December 13 2013 Latest news:
Friday, October 26, 2012
It could almost be the title of a TV panel game but it seems seven out of 10 fans prefer . . . to think of Paul Lambert as a hero.
I refer only to Norwich City supporters responding to our burning question of the week. The Aston Villa jury are no doubt still considering their verdict.
We love our heroes and villains in football and, of course, it’s even better if our heroes become legends, a term rather liberally thrown around these days.
Mention of “legends” helps fill rooms at expensive football dinners but it also means players who may have spent no more than a year at a club and played fewer than 50 games can be voted into the hall of fame. But things are seldom as black and white as the headlines proclaim them to be – and at the risk of being accused of sitting on the fence, I don’t regard Lambert as a hero or a villain.
There is no doubt his achievements in three years in charge of the Canaries put him on a par with any manager in the club’s history.
Ken Brown, Dave Stringer and Mike Walker all took City into the top five places in the country or higher, but they all took over initially with the club in the top flight.
Ron Saunders, John Bond, Brown and Nigel Worthington all presided over memorable promotion campaigns.
That other Scottish miracle worker, Archie Macaulay, became manager after the club had narrowly avoided extinction and, in just over four years, booked his team’s place in the new Division Three, took them to the FA Cup semi-finals, led them to promotion to Division Two and then to fourth place in their first season back at that level.
But from similar depths, Lambert took City even higher. When he arrived from Colchester with the Canaries in the lower reaches of League One, anyone suggesting they would be a mid-table Premier League club three summers later would have been accused of living in a fantasy world.
In next to no time, we were all living that fantasy, so it could reasonably be argued he was the best City manager of all.
The word hero, though, brings to mind individual acts of valour – Duncan Forbes urging his players on with blood pouring down his face and shirt, or wheeled off to hospital with a punctured lung, Ken Nethercott playing on for half an hour with a dislocated shoulder, Gary Holt soldiering through the play-off final in agony from a broken toe.
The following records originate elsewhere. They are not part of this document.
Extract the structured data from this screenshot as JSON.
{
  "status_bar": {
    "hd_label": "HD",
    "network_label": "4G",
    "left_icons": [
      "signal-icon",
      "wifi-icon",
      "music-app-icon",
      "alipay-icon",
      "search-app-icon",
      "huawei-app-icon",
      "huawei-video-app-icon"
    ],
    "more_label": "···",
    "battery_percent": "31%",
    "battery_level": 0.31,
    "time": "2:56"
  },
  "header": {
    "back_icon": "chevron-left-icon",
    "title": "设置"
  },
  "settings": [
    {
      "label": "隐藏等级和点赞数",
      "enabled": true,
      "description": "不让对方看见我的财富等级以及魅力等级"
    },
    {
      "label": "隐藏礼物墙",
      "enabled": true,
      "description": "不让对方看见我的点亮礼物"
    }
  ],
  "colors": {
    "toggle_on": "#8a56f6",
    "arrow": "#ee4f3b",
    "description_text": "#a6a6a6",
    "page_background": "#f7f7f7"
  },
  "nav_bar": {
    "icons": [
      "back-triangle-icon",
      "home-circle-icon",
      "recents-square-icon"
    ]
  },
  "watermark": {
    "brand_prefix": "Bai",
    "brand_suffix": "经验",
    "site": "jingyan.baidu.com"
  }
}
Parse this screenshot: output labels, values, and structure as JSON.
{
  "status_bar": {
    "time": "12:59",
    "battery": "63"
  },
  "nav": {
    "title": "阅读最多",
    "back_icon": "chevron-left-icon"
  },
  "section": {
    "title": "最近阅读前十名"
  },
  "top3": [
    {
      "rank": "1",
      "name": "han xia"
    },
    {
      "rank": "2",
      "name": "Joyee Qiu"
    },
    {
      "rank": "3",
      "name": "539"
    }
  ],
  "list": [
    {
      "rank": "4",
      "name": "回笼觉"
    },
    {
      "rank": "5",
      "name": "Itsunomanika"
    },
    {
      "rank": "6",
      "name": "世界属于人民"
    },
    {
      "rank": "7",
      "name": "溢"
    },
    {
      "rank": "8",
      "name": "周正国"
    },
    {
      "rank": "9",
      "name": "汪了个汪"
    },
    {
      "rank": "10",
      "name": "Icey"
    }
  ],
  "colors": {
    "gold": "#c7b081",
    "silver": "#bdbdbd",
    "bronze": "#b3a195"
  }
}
By his own admission, what Lambert achieved he did not achieve alone. He repeatedly acknowledged the part played by his management team, his players and the fans – and I think he would be the last person to describe himself as a “hero”.
At the same time, while the manner of Lambert’s exit from Carrow Road left a lot to be desired, it is really only the revelations at the latest fans’ forum about the compensation battle being fought between City, their former manager and his new club that have seen him elevated, if that is the word, to the role of villain.
It has cranked up the needle element to tomorrow’s Premier League meeting at Villa Park, a factor new boss Chris Hughton and his players have been very keen to play down in the build-up to the game. But Lambert never pretended he was at Norwich for the long haul. I lost count of the number of times the phrase “When we’re gone from here” cropped up in his Press conferences, and towards the end of last season he was increasingly non-committal about his plans for City in 2012-13.
On May 4, the day before the trip to Arsenal: “We had to survive this season and Norwich have to survive again next season . . . that’s what the club wants to do. I’ve got my own targets on what I want to do, but the club wants to survive.” On May 13, after victory over Aston Villa: “We’ll get this season out of the road and then I’ll see what happens and think of what’s gone on and the achievements we’ve done, and we’ll wait and see.”
His rant at the Press conference after the Adam Drury testimonial, when asked perfectly reasonable questions, was rude and uncalled for, but most of his comments in the final weeks of last season suggested he was becoming impatient to move on to what he felt was something bigger and was unwilling to make promises he couldn’t keep.
Whether Aston Villa was the right move only time will tell. It hasn’t started well for him at Villa Park – and he wouldn’t be the first Norwich manager to discover the grass is not always greener at a “bigger” club.
But he has made his choice and now he has to get on with it, and so do we.